More than three-fourths of employers say they will wait until the effective date to comply with a provision in the health care reform law that requires group plans to extend coverage to employees’ adult children up to age 26, according to a new survey.
Among 661 employers responding to the survey by New York-based Towers Watson & Co., 16 percent said they would extend the coverage before the required effective date, 78 percent said they would wait until the effective date, and 6 percent did not yet know.
The law requires the extension to be made on the first day of the plan year that starts after September 23. For calendar-year plans, which are the most common, the effective date is January 1, 2011.
Few employers intend to comply early because of the demands that would put on company resources, said Randy Abbott, a Towers Watson senior consultant in Wellesley Hills, Massachusetts.

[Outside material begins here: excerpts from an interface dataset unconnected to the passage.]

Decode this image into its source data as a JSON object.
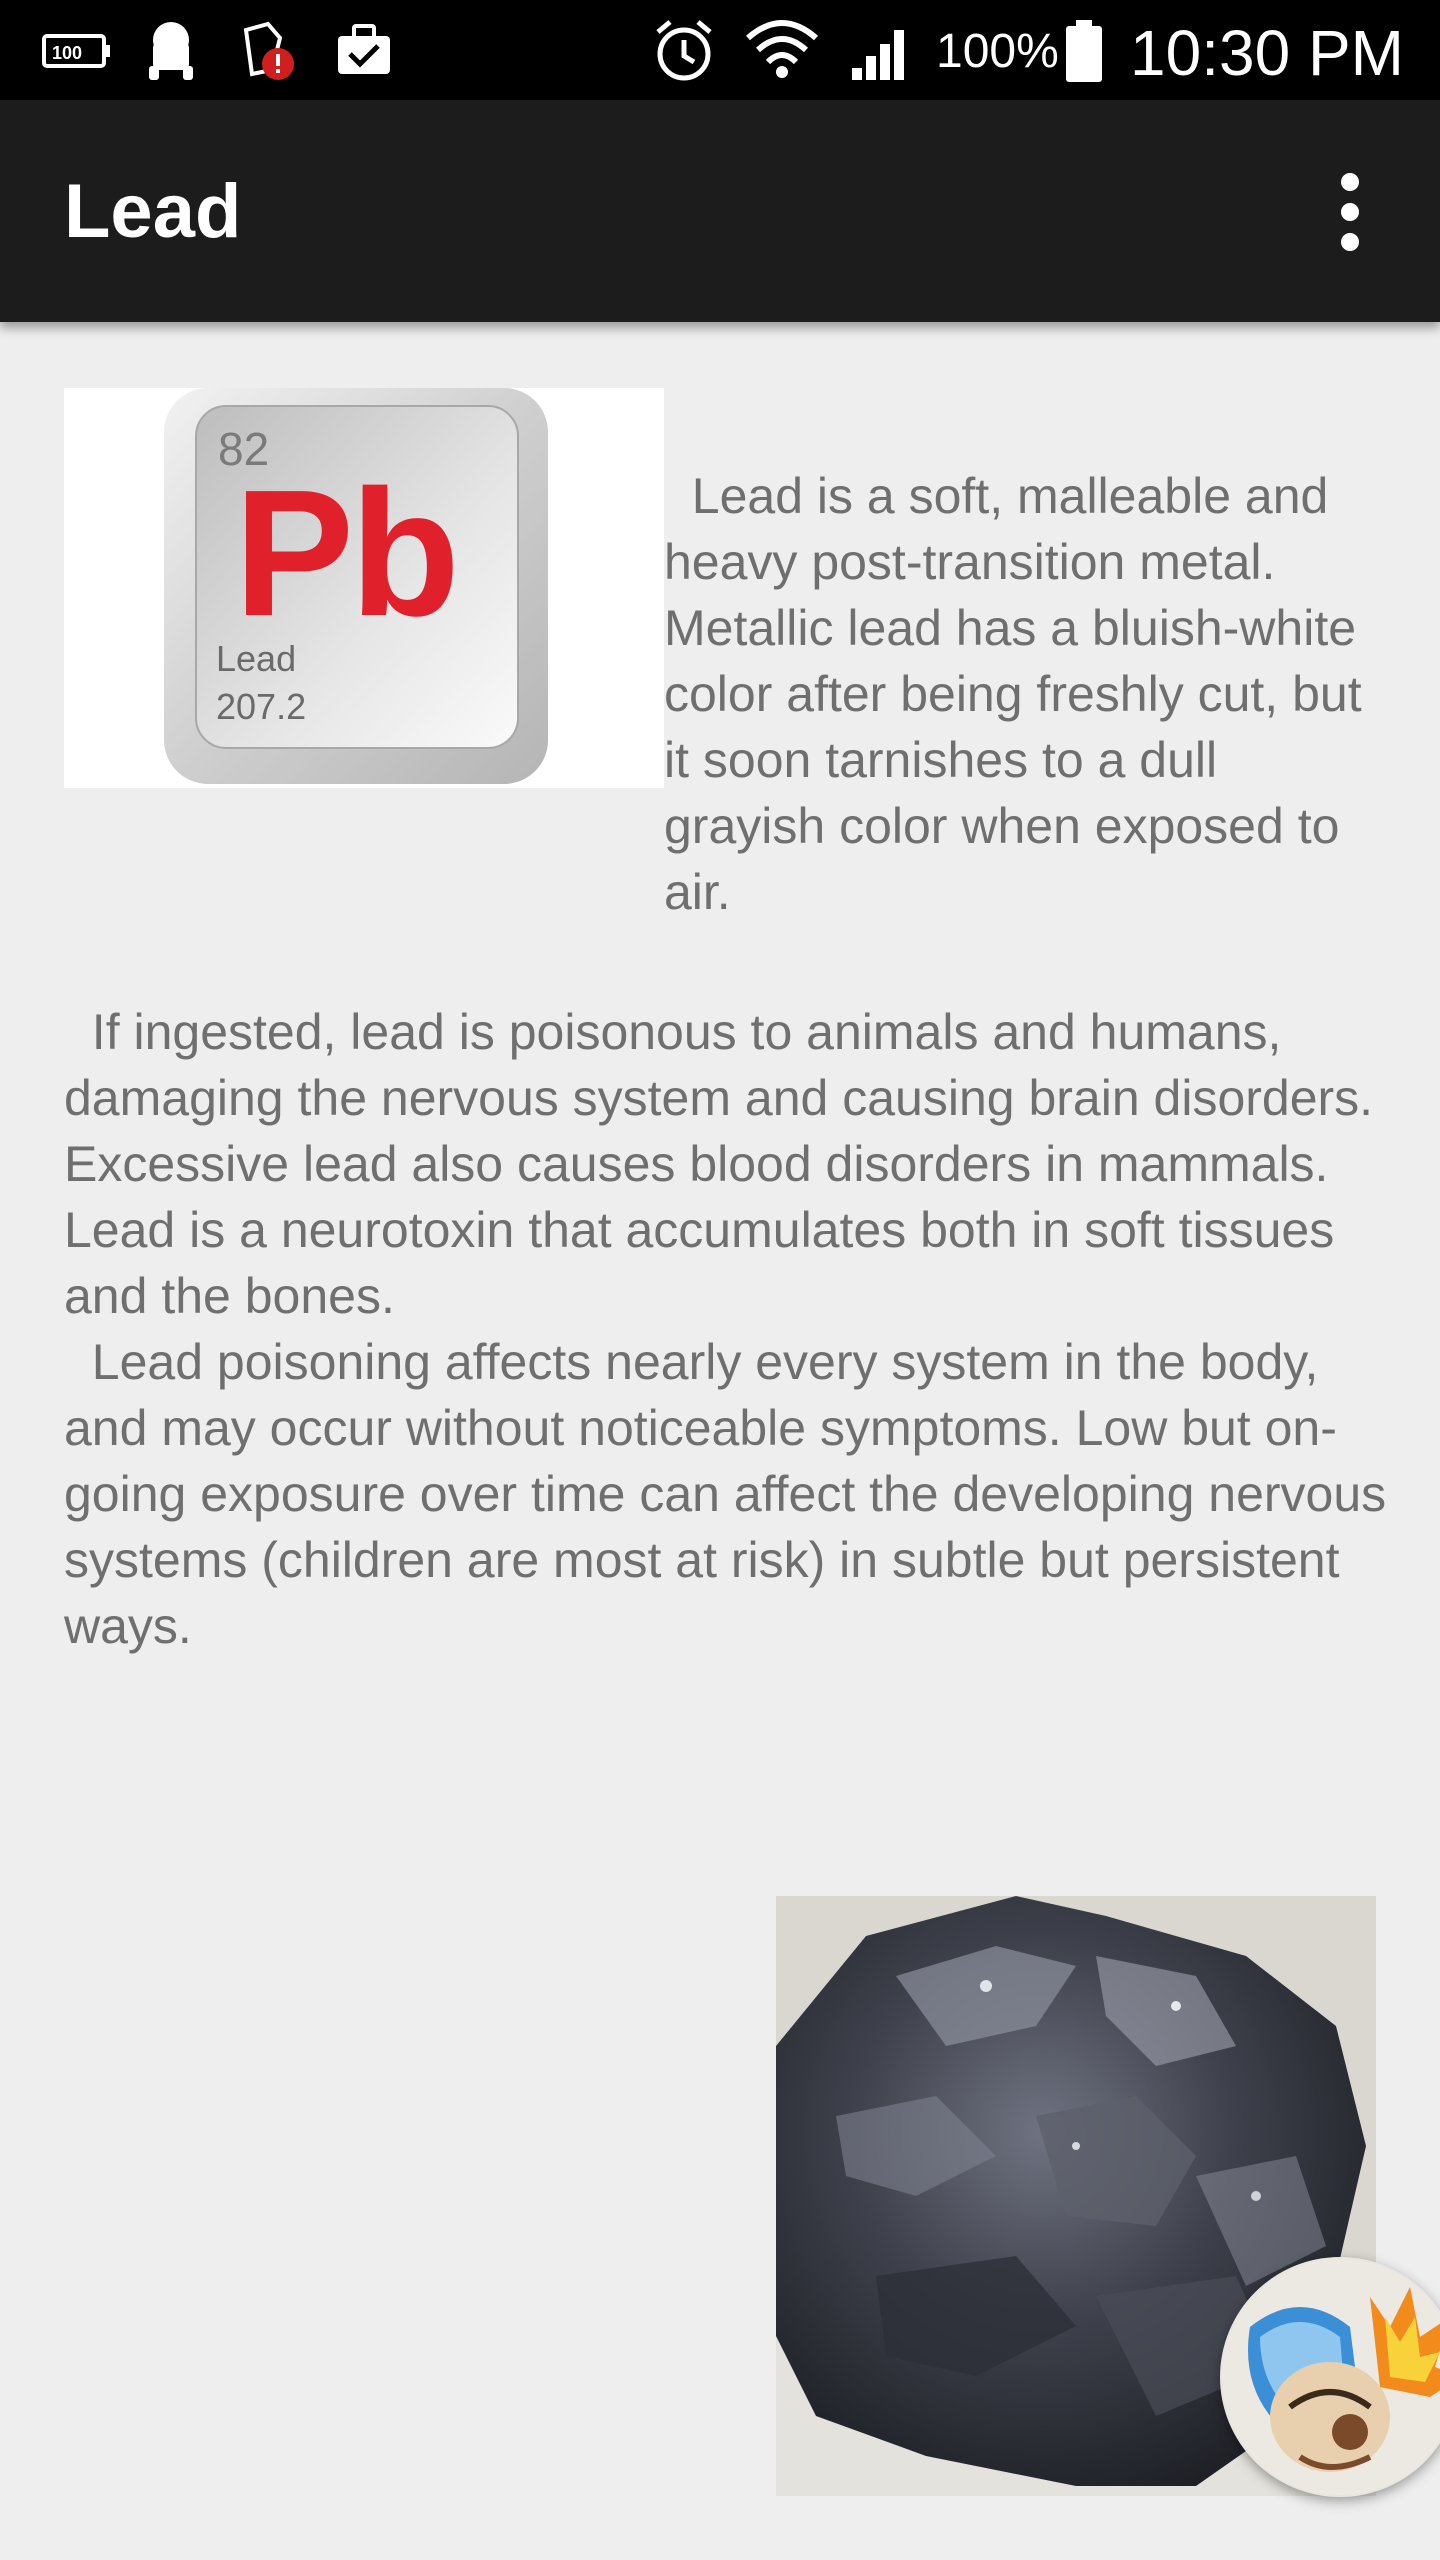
{
  "status_bar": {
    "battery_percent": "100%",
    "time": "10:30 PM",
    "icons": [
      "battery-100-icon",
      "android-icon",
      "app-alert-icon",
      "briefcase-check-icon",
      "alarm-icon",
      "wifi-icon",
      "signal-icon",
      "battery-icon"
    ]
  },
  "app_bar": {
    "title": "Lead",
    "overflow_icon": "more-vert-icon"
  },
  "element_tile": {
    "atomic_number": "82",
    "symbol": "Pb",
    "name": "Lead",
    "atomic_mass": "207.2"
  },
  "article": {
    "intro": "  Lead is a soft, malleable and heavy post-transition metal. Metallic lead has a bluish-white color after being freshly cut, but it soon tarnishes to a dull grayish color when exposed to air.",
    "body": "  If ingested, lead is poisonous to animals and humans, damaging the nervous system and causing brain disorders. Excessive lead also causes blood disorders in mammals. Lead is a neurotoxin that accumulates both in soft tissues and the bones.\n  Lead poisoning affects nearly every system in the body, and may occur without noticeable symptoms. Low but on-going exposure over time can affect the developing nervous systems (children are most at risk) in subtle but persistent ways."
  },
  "colors": {
    "status_bar_bg": "#000000",
    "app_bar_bg": "#1c1c1c",
    "page_bg": "#eeeeee",
    "text": "#6f6f6f",
    "symbol_red": "#e0202a"
  }
}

“Early adoption means more communications and more administrative issues to deal with. At a time when many employers are resource-constrained, they are prepared, unless there is overwhelming demand, to wait until the effective date,” Abbott said.
So far, just one major self-funded employer—United Technologies Corp. in Hartford, Connecticut—has said it will comply early. Effective immediately, the company is continuing coverage of employees’ adult children enrolled in its plan who would have lost coverage for reasons that include graduation from school.
Then on July 1, coverage will be offered to employees’ adult children up to age 26 regardless of whether they are covered now, unless they are eligible to enroll in another employer’s health care plan.
A top company executive earlier said United Technologies is complying sooner than required because it is the right thing to do and because such action is consistent with its practice of providing competitive benefits.
Interim final regulations published by the Internal Revenue Service, and the departments of Labor and Health and Human Services estimate that the coverage expansion would increase premiums by an average of 0.7 percent in 2011.